                                      Multimedia Lab Student Workers                   Control Booth

Luther's summer workshop entitled “Enhancing Student Learning Through Information Literacy and Technology” offers faculty an opportunity to collaborate with LIS team members to consider and enhance integration of critical thinking and technology proficiency into coursework. Three workshop tracks allow faculty to target an appropriate level of engagement, while the LIS support teams – including the library liaison and technology experts – can tailor the experience to faculty needs. A technology allowance is provided for faculty participating in the more in-depth tracks, and can be used for teaching-related equipment or software. Participants engage in a week-long combination of workshop time, project time, and presentations.


The Hurvis Center at Lawrence combines a state of the art video production studio with classroom and lab spaces to allow students, faculty, and professionals to collaborate on creative projects.  The center has a computer lab that allows individual student workstations to be shared and also projected on screens on the surrounding walls while another higher-end edit lab features a setup for students to mix audio in surround sound.  In addition to the classrooms and viewing rooms, the production studio features a green screen and a multitude of lighting options from the grid including soft florescents, two sizes of LED Fresnels, color LED's, and ellipsoidals.  The studio was recently used with Hollywood film makers on an indie film, giving students a firsthand look at the film making process.  A picture of a scene from "Squirrels" (set in the 1960's) along with other photos of the studio and one of the computer labs are presented below.

Lawrence is also in the process of building a summer preparation course for their incoming Conservatory of Music students.  The course, being built in Moodle, makes extensive use of a music theory plugin developed by Eric Brisson.  As shown in the screenshot below, students can answer quiz questions by directly manipulating music notation.

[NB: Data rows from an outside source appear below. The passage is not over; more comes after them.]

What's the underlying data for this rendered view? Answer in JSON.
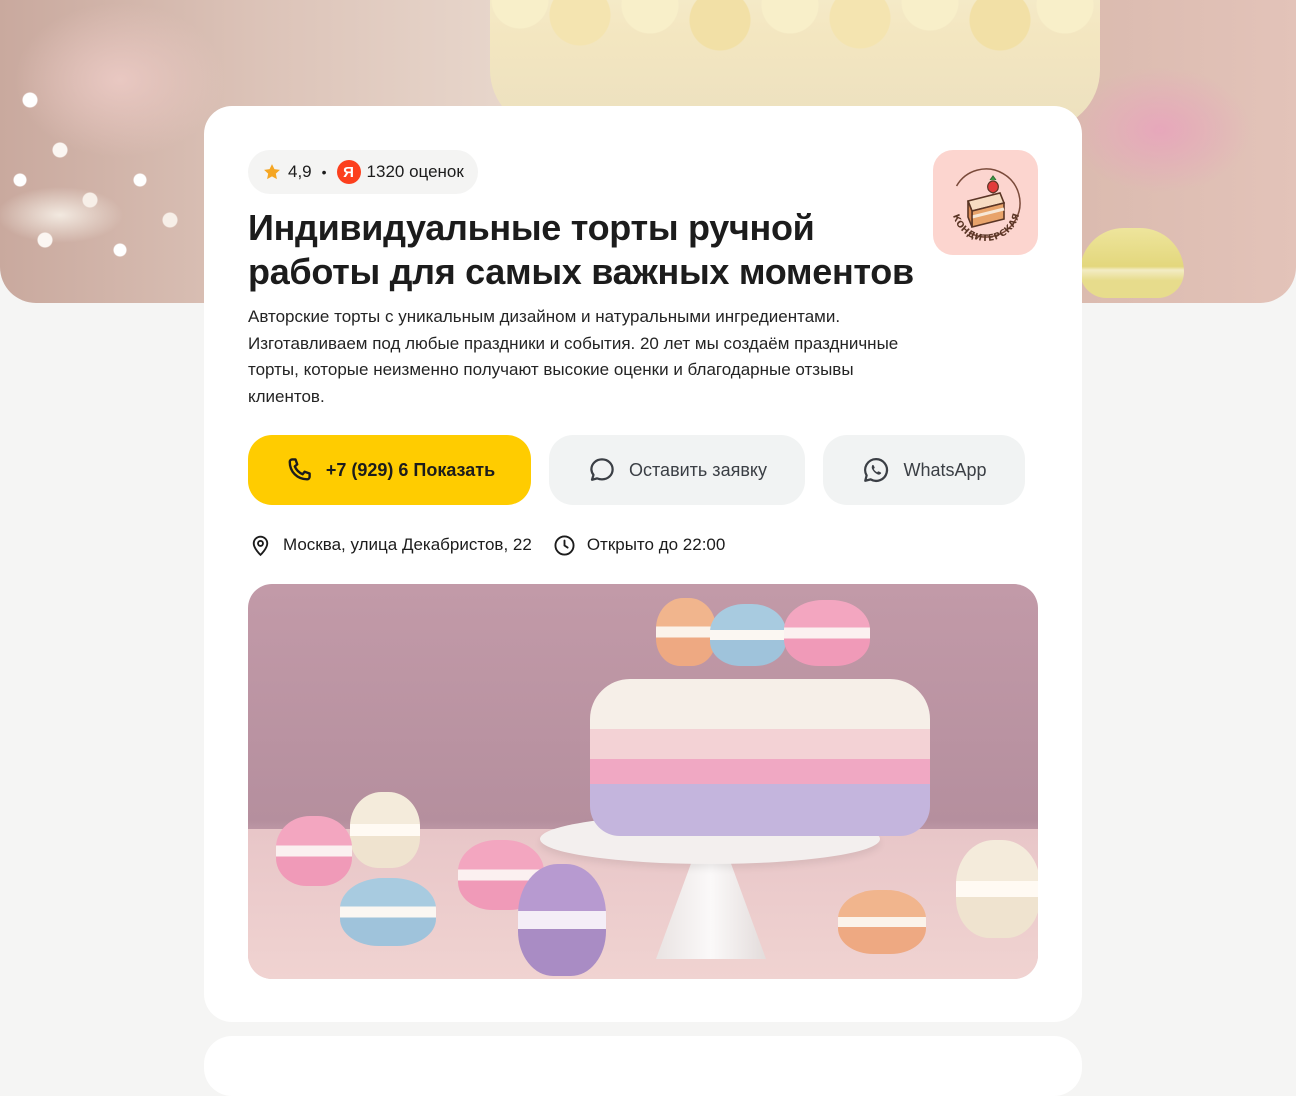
{
  "rating": {
    "score": "4,9",
    "separator": "•",
    "source_letter": "Я",
    "reviews": "1320 оценок"
  },
  "logo": {
    "text": "КОНДИТЕРСКАЯ"
  },
  "title_lines": [
    "Индивидуальные торты ручной",
    "работы для самых важных моментов"
  ],
  "description": "Авторские торты с уникальным дизайном и натуральными ингредиентами. Изготавливаем под любые праздники и события. 20 лет мы создаём праздничные торты, которые неизменно получают высокие оценки и благодарные отзывы клиентов.",
  "buttons": {
    "call": "+7 (929) 6 Показать",
    "request": "Оставить заявку",
    "whatsapp": "WhatsApp"
  },
  "info": {
    "address": "Москва, улица Декабристов, 22",
    "hours": "Открыто до 22:00"
  },
  "colors": {
    "accent_yellow": "#ffcc00",
    "star_orange": "#f5a623",
    "yandex_red": "#fc3f1d",
    "logo_bg": "#fcd5cf"
  },
  "icons": {
    "rating": "star-icon",
    "source": "yandex-icon",
    "call": "phone-icon",
    "request": "chat-bubble-icon",
    "whatsapp": "whatsapp-icon",
    "address": "location-pin-icon",
    "hours": "clock-icon"
  }
}
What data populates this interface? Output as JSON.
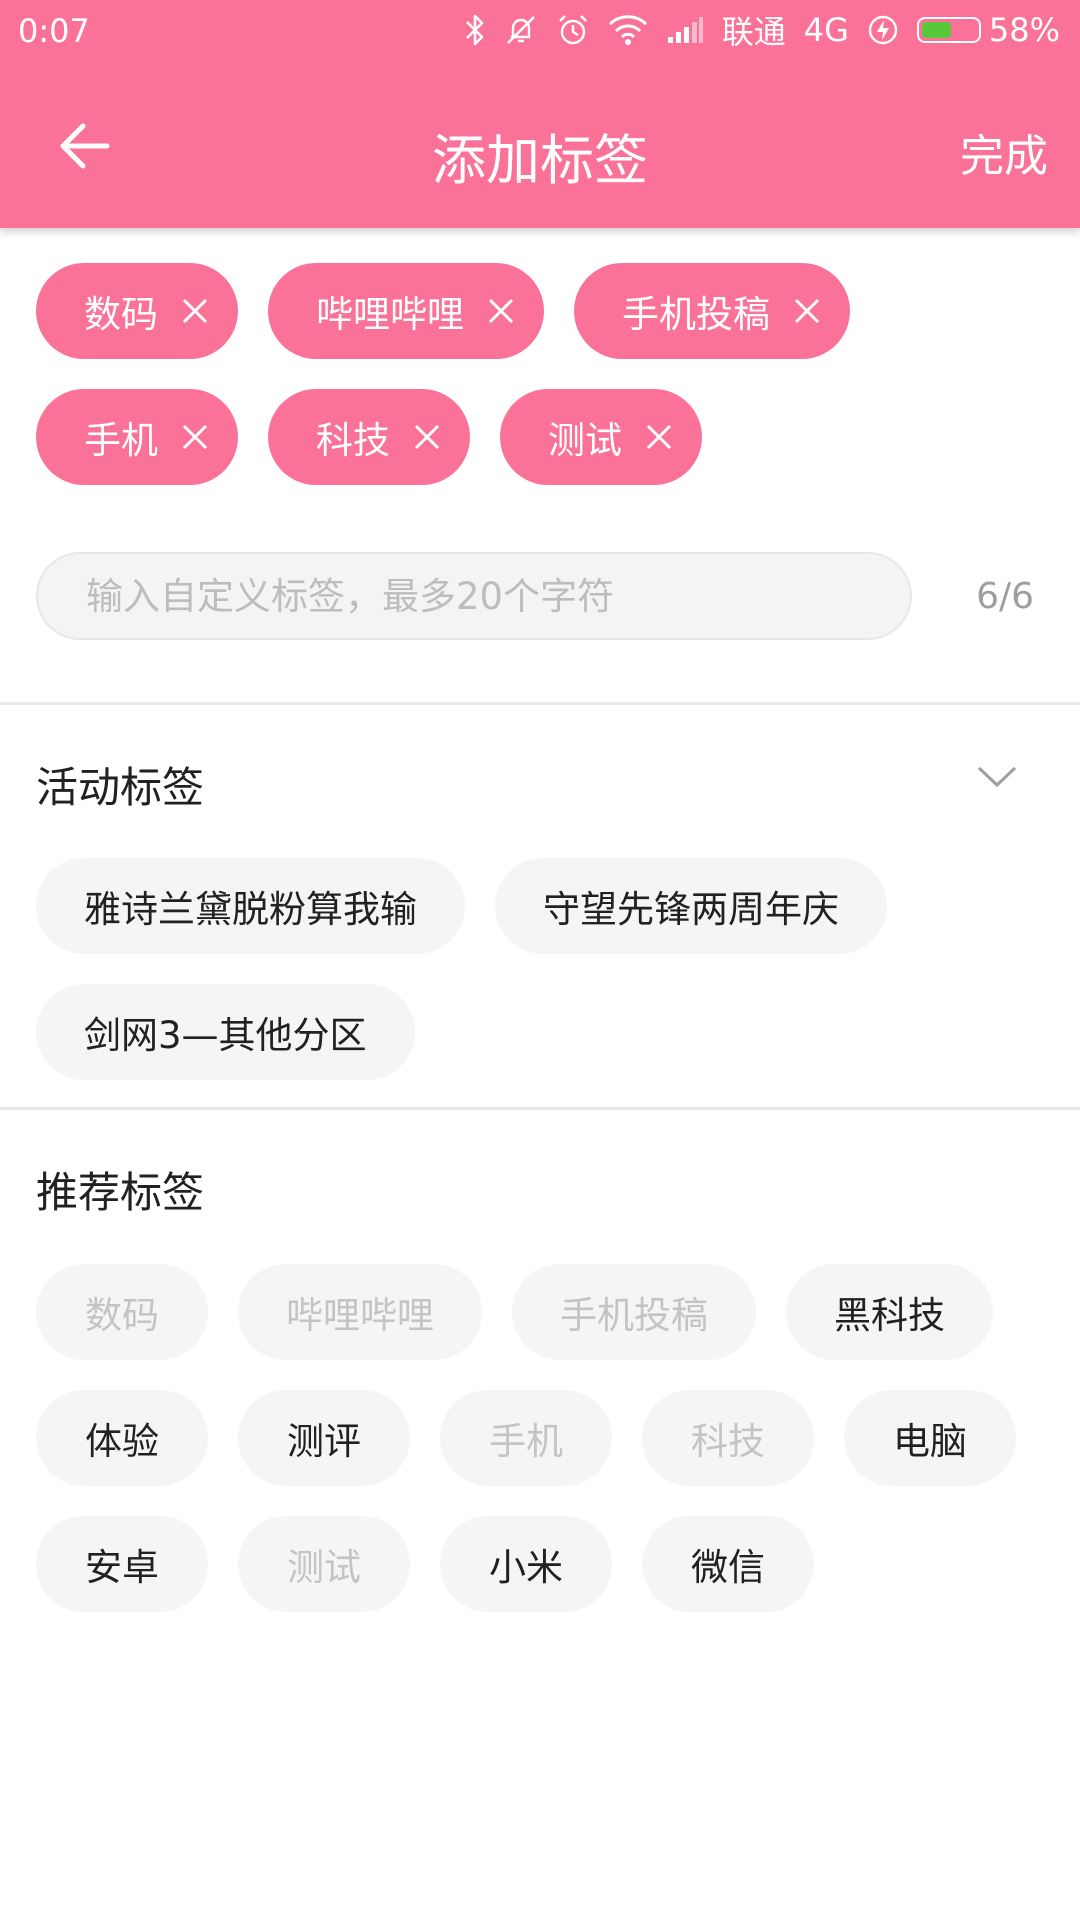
{
  "status": {
    "time": "0:07",
    "carrier": "联通",
    "network": "4G",
    "battery": "58%",
    "battery_level": 0.58
  },
  "header": {
    "title": "添加标签",
    "done_label": "完成",
    "back_icon": "arrow-left-icon"
  },
  "selected_tags": [
    {
      "label": "数码"
    },
    {
      "label": "哔哩哔哩"
    },
    {
      "label": "手机投稿"
    },
    {
      "label": "手机"
    },
    {
      "label": "科技"
    },
    {
      "label": "测试"
    }
  ],
  "input": {
    "placeholder": "输入自定义标签，最多20个字符",
    "value": "",
    "counter": "6/6"
  },
  "activity": {
    "title": "活动标签",
    "tags": [
      {
        "label": "雅诗兰黛脱粉算我输"
      },
      {
        "label": "守望先锋两周年庆"
      },
      {
        "label": "剑网3—其他分区"
      }
    ]
  },
  "recommended": {
    "title": "推荐标签",
    "tags": [
      {
        "label": "数码",
        "disabled": true
      },
      {
        "label": "哔哩哔哩",
        "disabled": true
      },
      {
        "label": "手机投稿",
        "disabled": true
      },
      {
        "label": "黑科技",
        "disabled": false
      },
      {
        "label": "体验",
        "disabled": false
      },
      {
        "label": "测评",
        "disabled": false
      },
      {
        "label": "手机",
        "disabled": true
      },
      {
        "label": "科技",
        "disabled": true
      },
      {
        "label": "电脑",
        "disabled": false
      },
      {
        "label": "安卓",
        "disabled": false
      },
      {
        "label": "测试",
        "disabled": true
      },
      {
        "label": "小米",
        "disabled": false
      },
      {
        "label": "微信",
        "disabled": false
      }
    ]
  },
  "colors": {
    "accent": "#fb7299",
    "tag_bg": "#f4f5f7",
    "disabled_text": "#c4c4c4",
    "battery_fill": "#59c73a"
  }
}
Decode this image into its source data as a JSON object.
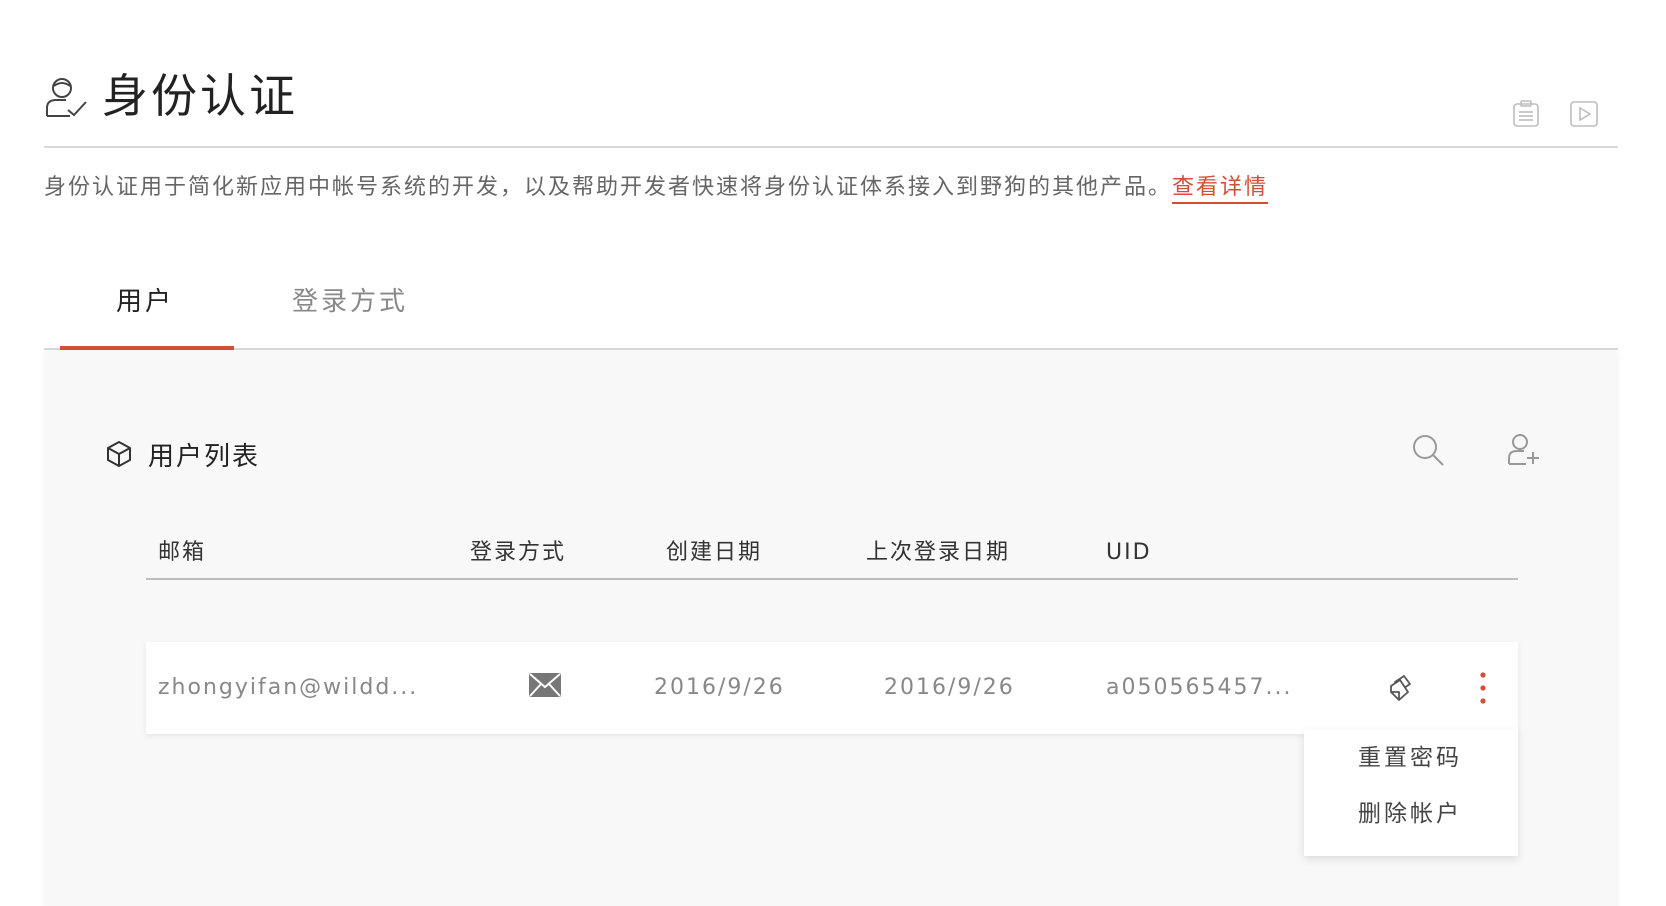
{
  "header": {
    "title": "身份认证",
    "icon": "user-check-icon",
    "tools": [
      "document-icon",
      "play-video-icon"
    ]
  },
  "description": {
    "text": "身份认证用于简化新应用中帐号系统的开发，以及帮助开发者快速将身份认证体系接入到野狗的其他产品。",
    "link": "查看详情"
  },
  "tabs": [
    {
      "label": "用户",
      "active": true
    },
    {
      "label": "登录方式",
      "active": false
    }
  ],
  "panel": {
    "title": "用户列表",
    "icon": "cube-icon",
    "actions": [
      "search-icon",
      "add-user-icon"
    ]
  },
  "table": {
    "columns": [
      "邮箱",
      "登录方式",
      "创建日期",
      "上次登录日期",
      "UID"
    ],
    "rows": [
      {
        "email": "zhongyifan@wildd...",
        "login_method": "mail-icon",
        "created": "2016/9/26",
        "last_login": "2016/9/26",
        "uid": "a050565457..."
      }
    ]
  },
  "dropdown": {
    "items": [
      "重置密码",
      "删除帐户"
    ]
  },
  "colors": {
    "accent": "#d24f35",
    "panel_bg": "#f8f8f8",
    "divider": "#d8d8d8"
  }
}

At Cornell, they have recreated Monte Alban's Tomb 118 and its objects using Cinema 4D and Unity.  This 3D virtual environment allows the Zapotec tomb to be populated with artifacts from descriptions provided in the historical record.  According to the project website, the goal for this project "was to recreate Tomb 118 and the artifacts excavated and recorded by Alfonso Caso and his team. We want to be able to use the recreation to be able to look at a Zapotec tomb with all of artifacts placed where they were found. Not only would this help look at the tomb at a brand new way, but also give a chance to interact with artifacts that have been broken or whose colors have faded over time."  Some images of objects and the virtual environment are below:

Luther - Matt Baumann, Andi Beckendorf, Diane Gossman, and Ahmed Muaz 
Lawrence - David Berk and Kevin Summers
Cornell - Brooke Bergantzel 

Stay tuned for more stories of innovation across the ACM...